§ **Task**: The lines you need are those holding the word "Кириллица"; pull them from the material.
[Material shown Boundary: Start]
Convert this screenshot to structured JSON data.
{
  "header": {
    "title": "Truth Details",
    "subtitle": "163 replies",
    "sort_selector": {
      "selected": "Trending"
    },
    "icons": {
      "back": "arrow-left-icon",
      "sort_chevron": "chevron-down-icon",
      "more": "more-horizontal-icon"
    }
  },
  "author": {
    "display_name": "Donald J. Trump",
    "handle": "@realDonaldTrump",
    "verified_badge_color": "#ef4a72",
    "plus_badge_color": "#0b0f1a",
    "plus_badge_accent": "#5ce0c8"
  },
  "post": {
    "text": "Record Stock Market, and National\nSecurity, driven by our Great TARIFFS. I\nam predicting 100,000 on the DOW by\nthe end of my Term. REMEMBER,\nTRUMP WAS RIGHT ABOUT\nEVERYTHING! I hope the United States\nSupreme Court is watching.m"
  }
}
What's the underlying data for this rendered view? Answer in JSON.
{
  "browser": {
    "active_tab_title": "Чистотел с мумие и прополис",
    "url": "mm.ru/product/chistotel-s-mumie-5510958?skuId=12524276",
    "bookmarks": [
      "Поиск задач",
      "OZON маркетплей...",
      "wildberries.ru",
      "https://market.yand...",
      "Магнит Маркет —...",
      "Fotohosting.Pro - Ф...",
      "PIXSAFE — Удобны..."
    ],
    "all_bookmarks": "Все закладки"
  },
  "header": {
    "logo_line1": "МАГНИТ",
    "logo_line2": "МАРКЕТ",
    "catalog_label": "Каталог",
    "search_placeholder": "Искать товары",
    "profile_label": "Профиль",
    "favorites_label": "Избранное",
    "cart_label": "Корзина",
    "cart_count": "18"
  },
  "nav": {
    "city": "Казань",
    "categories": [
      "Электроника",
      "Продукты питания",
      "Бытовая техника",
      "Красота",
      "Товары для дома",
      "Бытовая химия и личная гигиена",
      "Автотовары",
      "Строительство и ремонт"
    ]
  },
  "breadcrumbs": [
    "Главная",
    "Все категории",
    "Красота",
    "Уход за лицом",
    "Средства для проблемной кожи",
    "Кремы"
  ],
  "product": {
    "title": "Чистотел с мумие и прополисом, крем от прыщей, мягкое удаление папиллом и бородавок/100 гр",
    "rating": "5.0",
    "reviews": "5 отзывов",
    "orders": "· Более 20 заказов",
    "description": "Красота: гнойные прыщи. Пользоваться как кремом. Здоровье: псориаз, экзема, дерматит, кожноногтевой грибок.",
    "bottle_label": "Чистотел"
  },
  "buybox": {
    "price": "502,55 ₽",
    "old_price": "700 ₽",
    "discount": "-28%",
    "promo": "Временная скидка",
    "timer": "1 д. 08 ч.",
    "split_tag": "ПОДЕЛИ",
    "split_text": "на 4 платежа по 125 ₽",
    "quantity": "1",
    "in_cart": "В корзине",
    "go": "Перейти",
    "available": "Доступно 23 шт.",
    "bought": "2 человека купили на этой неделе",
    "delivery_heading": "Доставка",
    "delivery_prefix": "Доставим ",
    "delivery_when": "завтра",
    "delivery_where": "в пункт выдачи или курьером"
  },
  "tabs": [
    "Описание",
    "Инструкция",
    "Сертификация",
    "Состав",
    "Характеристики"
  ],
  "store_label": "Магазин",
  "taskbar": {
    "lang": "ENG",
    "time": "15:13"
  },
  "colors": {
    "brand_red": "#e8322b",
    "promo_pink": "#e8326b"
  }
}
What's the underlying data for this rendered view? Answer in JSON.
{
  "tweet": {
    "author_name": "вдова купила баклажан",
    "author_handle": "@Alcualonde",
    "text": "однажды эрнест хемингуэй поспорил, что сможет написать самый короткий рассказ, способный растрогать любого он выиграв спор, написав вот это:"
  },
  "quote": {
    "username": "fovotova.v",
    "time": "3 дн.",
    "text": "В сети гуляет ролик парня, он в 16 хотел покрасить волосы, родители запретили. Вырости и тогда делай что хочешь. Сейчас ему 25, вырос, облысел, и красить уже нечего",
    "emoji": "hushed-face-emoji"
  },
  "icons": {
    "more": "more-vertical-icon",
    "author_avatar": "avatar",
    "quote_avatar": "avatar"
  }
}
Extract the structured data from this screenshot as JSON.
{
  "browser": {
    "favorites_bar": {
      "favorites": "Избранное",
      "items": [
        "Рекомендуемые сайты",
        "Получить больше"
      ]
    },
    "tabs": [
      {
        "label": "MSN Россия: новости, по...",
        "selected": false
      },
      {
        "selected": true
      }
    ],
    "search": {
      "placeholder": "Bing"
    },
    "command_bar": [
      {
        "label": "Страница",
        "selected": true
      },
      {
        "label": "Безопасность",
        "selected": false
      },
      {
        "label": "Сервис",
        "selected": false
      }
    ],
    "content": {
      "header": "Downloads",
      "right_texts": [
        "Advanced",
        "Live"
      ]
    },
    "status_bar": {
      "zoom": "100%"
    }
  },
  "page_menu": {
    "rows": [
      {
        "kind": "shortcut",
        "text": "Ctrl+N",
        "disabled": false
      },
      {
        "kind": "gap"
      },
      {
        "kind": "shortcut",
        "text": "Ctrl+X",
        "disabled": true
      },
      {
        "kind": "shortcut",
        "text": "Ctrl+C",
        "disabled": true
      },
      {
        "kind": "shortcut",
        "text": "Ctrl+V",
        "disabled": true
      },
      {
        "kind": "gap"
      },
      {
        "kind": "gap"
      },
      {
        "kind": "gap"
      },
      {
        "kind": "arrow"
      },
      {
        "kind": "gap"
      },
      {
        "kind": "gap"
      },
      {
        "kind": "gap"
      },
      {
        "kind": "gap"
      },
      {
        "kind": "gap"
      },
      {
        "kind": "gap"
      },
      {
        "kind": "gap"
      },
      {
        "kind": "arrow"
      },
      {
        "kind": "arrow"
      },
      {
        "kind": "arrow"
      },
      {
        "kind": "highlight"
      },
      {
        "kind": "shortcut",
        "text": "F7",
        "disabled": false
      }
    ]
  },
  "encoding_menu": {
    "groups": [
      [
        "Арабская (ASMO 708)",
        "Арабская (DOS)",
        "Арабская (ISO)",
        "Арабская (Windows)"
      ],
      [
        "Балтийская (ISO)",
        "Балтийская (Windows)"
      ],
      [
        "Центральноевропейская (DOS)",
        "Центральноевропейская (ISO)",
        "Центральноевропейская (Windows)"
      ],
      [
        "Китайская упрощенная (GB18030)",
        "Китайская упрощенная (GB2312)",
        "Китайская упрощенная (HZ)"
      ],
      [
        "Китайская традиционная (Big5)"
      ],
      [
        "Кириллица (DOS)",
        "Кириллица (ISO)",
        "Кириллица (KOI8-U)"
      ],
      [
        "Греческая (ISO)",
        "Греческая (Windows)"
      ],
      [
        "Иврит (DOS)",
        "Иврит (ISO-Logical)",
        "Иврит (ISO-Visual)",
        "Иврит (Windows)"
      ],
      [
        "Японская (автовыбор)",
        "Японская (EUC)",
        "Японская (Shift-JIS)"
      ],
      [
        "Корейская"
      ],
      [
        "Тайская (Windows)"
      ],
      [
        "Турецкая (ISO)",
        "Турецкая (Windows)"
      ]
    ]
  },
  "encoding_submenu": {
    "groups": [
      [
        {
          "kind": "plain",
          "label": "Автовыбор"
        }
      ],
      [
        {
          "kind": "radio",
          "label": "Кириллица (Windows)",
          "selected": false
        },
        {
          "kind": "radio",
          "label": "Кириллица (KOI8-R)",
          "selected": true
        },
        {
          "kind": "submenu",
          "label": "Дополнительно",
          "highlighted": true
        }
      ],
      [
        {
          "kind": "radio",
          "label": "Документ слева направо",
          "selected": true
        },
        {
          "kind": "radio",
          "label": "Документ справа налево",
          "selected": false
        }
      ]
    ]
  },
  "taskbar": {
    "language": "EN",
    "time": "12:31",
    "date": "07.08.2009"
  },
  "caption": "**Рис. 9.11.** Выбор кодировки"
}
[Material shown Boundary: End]
§ **Solution**:
        "Кириллица (DOS)",
        "Кириллица (ISO)",
        "Кириллица (KOI8-U)"
          "label": "Кириллица (Windows)",
          "label": "Кириллица (KOI8-R)",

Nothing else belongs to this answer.